◆ Records shown:
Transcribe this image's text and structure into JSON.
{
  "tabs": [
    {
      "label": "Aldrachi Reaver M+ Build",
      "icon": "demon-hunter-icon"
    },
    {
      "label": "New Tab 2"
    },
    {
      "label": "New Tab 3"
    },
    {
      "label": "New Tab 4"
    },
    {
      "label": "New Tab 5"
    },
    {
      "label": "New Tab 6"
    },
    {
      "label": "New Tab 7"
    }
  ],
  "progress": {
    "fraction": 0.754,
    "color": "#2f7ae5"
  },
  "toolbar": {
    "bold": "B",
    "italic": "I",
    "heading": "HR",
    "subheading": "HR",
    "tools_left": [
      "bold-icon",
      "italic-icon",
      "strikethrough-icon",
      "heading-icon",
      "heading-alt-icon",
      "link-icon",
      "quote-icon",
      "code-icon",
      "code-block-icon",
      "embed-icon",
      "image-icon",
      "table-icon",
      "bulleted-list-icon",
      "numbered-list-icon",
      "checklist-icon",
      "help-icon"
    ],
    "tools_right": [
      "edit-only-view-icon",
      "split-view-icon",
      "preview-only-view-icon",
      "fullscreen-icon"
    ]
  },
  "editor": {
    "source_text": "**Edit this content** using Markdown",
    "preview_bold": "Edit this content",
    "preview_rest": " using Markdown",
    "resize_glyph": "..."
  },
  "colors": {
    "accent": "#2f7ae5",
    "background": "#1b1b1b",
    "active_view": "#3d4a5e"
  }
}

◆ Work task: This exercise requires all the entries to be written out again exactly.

◆ Answer to this problem:
Transcribe this image's text and structure into JSON.
{
  "tabs": [
    {
      "label": "Aldrachi Reaver M+ Build",
      "icon": "demon-hunter-icon"
    },
    {
      "label": "New Tab 2"
    },
    {
      "label": "New Tab 3"
    },
    {
      "label": "New Tab 4"
    },
    {
      "label": "New Tab 5"
    },
    {
      "label": "New Tab 6"
    },
    {
      "label": "New Tab 7"
    }
  ],
  "progress": {
    "fraction": 0.754,
    "color": "#2f7ae5"
  },
  "toolbar": {
    "bold": "B",
    "italic": "I",
    "heading": "HR",
    "subheading": "HR",
    "tools_left": [
      "bold-icon",
      "italic-icon",
      "strikethrough-icon",
      "heading-icon",
      "heading-alt-icon",
      "link-icon",
      "quote-icon",
      "code-icon",
      "code-block-icon",
      "embed-icon",
      "image-icon",
      "table-icon",
      "bulleted-list-icon",
      "numbered-list-icon",
      "checklist-icon",
      "help-icon"
    ],
    "tools_right": [
      "edit-only-view-icon",
      "split-view-icon",
      "preview-only-view-icon",
      "fullscreen-icon"
    ]
  },
  "editor": {
    "source_text": "**Edit this content** using Markdown",
    "preview_bold": "Edit this content",
    "preview_rest": " using Markdown",
    "resize_glyph": "..."
  },
  "colors": {
    "accent": "#2f7ae5",
    "background": "#1b1b1b",
    "active_view": "#3d4a5e"
  }
}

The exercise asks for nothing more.